What's the nature of this right-wing threat? What has this election cycle changed about the political terrain we're fighting on? How do we need to prepare for whats coming after the election? Hear about these crucial questions from our panel of top political strategists, including Nelini Stamp, Bill Fletcher, Jr., Linda Burnham, and Sendolo Diaminah.

Those indicating they would attend, on Facebook included Coy Kindred.[4]

Now What? Defying Trump and the Left's Way Forward


Now What? Defying Trump and the Left's Way Forward was a phone in webinar organized by Freedom Road Socialist Organization in the wake of the 2016 election.

Now what? We’re all asking ourselves that question in the wake of Trump’s victory. We’ve got urgent strategizing and work to do, together. Join Ash-Lee Woodard Henderson of the Movement for Black Lives and Freedom Road, Calvin Cheung-Miaw, Jodeen Olguin-Taylor of Mijente and WFP, Joe Schwartz of the Democratic Socialists of America, and Sendolo Diaminah of Freedom Road for a discussion of what happened, and what we should be doing to build mass defiance. And above all, how do we build the Left in this, which we know is the only solution to the crises we face?

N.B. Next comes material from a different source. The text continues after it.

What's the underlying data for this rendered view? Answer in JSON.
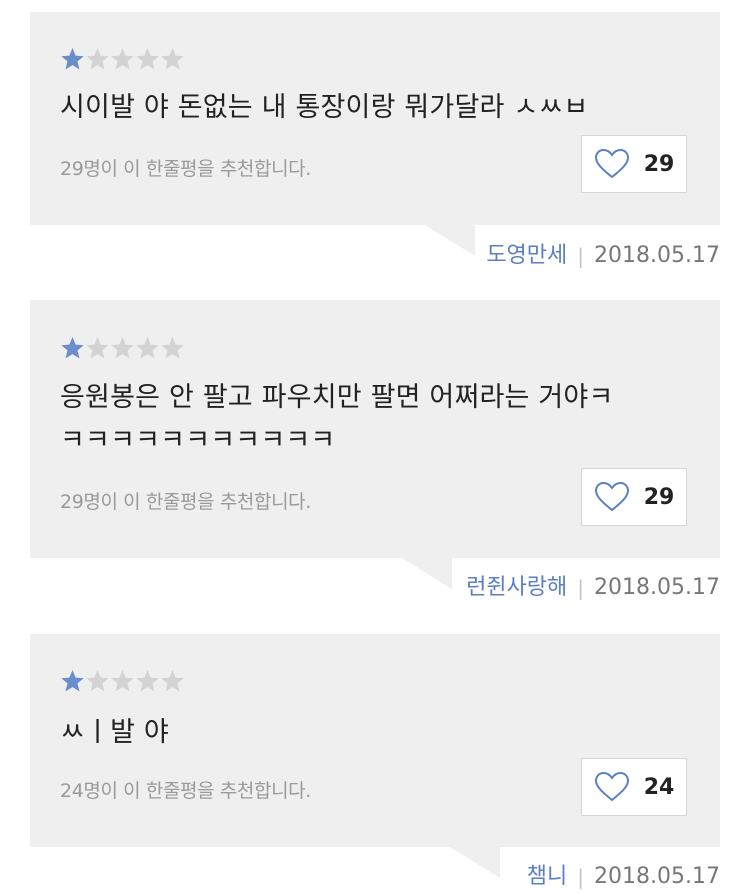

This event will take place Tuesday November 15, 2016 at 9pm Eastern/8pm Central/6pm Pacific.

Those invited, on Facebook included Coy Kindred.[5]

Eat Out (with) PSA

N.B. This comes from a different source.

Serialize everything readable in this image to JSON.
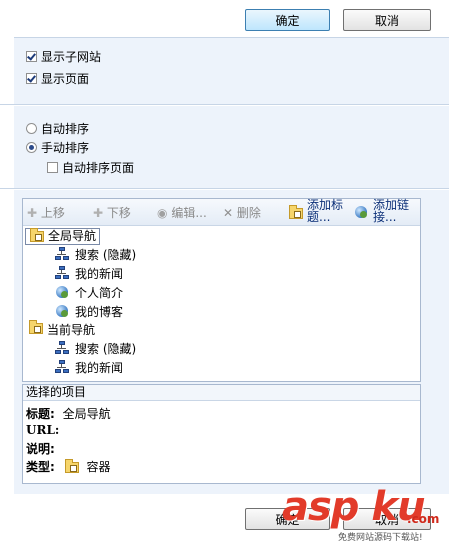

Hosted by UTK Progressive Student Alliance, Monday, March 6, 2017, at 11 AM - 9 PM. Moe's Original Bar B Que- Knoxville, 4405 Kingston Pike, Knoxville, Tennessee 37919.

Percentage night at local restaurant Moe's! Support UTK's oldest progressive student organization, the Progressive Student Alliance, and learn all about what we do!

Those invited, on Facebook, included Coy Wakefield.